For example, HIV testing, prevention, and care programs can identify opportunities to screen for other STIs, viral hepatitis, and behavioral health issues and provide treatment and/or linkage to appropriate services. Current CDC PrEP guidelines recommend STI screening as part of PrEP care and the HHS HIV Treatment Guidelines provide information on screening, treatment, and prevention of herpes and syphilis.

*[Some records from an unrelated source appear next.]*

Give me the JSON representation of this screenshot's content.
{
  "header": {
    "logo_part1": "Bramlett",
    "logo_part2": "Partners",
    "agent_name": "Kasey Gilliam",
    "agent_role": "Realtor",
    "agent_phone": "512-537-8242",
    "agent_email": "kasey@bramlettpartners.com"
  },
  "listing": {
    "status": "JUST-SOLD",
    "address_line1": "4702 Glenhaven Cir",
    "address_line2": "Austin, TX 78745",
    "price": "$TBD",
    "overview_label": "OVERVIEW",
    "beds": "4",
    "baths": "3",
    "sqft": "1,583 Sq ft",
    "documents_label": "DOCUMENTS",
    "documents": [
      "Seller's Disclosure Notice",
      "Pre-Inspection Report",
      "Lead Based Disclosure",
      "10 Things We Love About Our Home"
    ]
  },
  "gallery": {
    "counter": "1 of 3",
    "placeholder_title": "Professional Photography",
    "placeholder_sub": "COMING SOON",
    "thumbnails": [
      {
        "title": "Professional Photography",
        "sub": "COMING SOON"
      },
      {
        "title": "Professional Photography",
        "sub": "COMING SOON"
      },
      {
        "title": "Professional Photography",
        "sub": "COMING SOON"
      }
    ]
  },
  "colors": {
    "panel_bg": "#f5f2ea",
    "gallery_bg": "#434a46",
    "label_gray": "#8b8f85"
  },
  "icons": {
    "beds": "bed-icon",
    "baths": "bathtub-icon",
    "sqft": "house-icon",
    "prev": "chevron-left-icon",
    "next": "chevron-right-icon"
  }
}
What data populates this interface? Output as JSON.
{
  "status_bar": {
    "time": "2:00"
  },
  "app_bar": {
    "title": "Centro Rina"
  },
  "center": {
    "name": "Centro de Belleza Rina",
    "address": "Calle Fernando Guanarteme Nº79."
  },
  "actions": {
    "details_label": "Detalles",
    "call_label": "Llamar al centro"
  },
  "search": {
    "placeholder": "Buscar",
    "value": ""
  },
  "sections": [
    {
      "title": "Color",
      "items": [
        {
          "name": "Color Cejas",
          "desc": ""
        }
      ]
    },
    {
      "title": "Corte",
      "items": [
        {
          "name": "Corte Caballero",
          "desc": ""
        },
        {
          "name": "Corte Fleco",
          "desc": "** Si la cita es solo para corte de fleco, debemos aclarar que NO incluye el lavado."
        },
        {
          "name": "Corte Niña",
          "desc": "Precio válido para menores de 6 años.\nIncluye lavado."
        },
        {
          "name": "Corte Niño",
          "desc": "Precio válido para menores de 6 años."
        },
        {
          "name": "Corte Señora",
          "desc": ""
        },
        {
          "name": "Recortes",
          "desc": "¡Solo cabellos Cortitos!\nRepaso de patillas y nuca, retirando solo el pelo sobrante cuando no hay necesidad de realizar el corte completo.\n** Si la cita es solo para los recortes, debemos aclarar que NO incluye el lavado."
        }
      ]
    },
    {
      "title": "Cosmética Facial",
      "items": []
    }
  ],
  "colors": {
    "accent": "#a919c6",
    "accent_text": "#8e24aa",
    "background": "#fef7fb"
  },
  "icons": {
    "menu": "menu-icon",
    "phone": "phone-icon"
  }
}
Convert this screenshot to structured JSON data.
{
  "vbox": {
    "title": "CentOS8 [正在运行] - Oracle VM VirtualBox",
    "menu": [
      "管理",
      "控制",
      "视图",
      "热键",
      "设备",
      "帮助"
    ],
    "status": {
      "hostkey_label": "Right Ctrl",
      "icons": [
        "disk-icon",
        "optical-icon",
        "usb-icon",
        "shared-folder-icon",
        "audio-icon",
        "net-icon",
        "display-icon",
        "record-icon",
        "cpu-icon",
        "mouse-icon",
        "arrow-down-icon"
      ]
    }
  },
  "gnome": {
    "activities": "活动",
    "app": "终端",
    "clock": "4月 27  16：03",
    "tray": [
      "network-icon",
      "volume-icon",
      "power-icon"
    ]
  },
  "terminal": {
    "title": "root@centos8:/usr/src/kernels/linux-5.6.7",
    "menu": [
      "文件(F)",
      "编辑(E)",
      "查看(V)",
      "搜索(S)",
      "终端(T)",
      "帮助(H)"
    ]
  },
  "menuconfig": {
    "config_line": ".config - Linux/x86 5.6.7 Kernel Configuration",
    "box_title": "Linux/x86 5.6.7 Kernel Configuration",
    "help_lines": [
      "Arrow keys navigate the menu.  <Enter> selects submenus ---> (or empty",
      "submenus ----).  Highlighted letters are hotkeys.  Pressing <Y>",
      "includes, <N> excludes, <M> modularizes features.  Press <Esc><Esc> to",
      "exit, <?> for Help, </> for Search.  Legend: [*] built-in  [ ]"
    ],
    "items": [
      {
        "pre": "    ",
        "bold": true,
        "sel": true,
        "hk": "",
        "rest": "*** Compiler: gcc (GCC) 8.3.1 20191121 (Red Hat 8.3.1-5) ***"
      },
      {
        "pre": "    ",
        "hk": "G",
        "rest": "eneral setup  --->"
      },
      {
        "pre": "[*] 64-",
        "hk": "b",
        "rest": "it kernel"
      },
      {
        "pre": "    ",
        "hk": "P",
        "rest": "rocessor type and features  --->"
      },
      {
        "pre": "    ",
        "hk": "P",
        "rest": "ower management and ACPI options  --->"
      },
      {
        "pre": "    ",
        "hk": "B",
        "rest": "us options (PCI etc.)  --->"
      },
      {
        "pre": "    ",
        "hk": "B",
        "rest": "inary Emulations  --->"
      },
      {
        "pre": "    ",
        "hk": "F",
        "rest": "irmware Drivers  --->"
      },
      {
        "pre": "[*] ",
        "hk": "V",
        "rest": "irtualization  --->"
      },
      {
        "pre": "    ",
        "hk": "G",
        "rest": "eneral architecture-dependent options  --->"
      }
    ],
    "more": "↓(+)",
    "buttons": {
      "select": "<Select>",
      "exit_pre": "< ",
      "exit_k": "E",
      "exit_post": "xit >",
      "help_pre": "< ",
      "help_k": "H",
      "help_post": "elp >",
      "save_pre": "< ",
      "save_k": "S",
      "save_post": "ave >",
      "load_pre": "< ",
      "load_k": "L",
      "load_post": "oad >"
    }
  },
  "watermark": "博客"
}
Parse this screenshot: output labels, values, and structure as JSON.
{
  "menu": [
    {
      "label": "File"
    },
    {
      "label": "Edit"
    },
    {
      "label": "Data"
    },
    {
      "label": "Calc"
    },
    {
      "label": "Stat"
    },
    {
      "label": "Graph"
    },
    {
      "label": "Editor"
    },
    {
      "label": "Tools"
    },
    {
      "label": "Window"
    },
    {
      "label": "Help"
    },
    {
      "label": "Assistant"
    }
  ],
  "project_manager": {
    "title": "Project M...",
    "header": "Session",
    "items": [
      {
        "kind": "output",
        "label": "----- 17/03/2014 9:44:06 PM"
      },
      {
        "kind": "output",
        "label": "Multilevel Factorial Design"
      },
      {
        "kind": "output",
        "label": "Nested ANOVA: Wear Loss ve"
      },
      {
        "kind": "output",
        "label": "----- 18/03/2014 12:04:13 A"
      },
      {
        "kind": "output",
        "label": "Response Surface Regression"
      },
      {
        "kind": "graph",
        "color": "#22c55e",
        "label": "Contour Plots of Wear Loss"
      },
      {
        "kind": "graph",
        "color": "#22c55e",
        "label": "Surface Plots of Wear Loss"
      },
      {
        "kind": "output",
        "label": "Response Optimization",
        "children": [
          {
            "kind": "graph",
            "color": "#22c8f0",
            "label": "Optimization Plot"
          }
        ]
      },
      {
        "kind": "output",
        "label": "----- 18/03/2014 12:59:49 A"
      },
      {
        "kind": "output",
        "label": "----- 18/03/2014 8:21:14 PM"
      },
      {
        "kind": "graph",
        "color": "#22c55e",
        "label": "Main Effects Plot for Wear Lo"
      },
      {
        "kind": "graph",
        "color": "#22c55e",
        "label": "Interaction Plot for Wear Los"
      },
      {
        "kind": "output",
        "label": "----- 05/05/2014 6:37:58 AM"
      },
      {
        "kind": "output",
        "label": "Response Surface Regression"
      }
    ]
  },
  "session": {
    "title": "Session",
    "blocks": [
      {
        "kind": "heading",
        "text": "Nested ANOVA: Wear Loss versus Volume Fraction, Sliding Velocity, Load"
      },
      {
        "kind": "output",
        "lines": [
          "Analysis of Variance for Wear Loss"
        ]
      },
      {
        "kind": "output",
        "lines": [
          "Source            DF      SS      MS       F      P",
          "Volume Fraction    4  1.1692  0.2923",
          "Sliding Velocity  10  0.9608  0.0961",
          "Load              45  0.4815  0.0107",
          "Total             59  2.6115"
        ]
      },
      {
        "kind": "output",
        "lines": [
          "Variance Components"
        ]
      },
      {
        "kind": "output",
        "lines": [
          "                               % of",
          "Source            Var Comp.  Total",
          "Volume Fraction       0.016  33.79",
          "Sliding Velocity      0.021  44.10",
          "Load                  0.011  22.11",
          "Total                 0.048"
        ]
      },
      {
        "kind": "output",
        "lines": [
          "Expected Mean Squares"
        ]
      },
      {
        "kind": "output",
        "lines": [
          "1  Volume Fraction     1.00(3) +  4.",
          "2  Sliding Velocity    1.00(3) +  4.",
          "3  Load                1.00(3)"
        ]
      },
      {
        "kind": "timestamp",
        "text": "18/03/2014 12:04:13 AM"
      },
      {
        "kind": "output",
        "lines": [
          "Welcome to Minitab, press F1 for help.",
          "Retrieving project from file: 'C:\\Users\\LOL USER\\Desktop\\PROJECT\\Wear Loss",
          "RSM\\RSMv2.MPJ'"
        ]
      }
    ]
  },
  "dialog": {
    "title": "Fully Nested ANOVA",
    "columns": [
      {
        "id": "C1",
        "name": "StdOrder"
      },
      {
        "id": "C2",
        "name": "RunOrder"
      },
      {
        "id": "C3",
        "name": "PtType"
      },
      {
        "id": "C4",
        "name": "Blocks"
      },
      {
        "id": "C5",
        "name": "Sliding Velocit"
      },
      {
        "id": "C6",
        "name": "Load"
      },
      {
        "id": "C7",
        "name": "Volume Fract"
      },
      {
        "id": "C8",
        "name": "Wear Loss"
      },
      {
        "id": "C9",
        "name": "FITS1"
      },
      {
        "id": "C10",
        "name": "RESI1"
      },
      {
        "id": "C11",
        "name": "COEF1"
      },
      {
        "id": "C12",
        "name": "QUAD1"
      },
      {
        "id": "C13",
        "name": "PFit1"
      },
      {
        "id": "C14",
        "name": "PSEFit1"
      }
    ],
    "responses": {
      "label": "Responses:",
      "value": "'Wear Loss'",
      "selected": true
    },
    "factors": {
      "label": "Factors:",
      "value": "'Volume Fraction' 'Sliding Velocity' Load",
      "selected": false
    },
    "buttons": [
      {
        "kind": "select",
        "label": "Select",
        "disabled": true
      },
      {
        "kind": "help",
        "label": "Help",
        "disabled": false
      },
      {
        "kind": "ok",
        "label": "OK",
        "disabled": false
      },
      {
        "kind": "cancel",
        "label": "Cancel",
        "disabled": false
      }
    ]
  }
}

Similarly, STD clinic patients represent a population at increased risk for HIV; so STD specialty clinics play a vital role in reaching people at risk for HIV who are not engaged in HIV prevention programs or other health care services, including those who are uninsured and those who seek confidential services. In addition, STD specialty clinics serve a high proportion of racial and ethnic minorities, gay and bisexual men, and transgender people so are ideally positioned to reach these populations disproportionately affected by HIV who could benefit from PrEP or PEP or reach people with HIV who are either unaware of their status or are not virally suppressed and could benefit from linkage to or reengagement in care.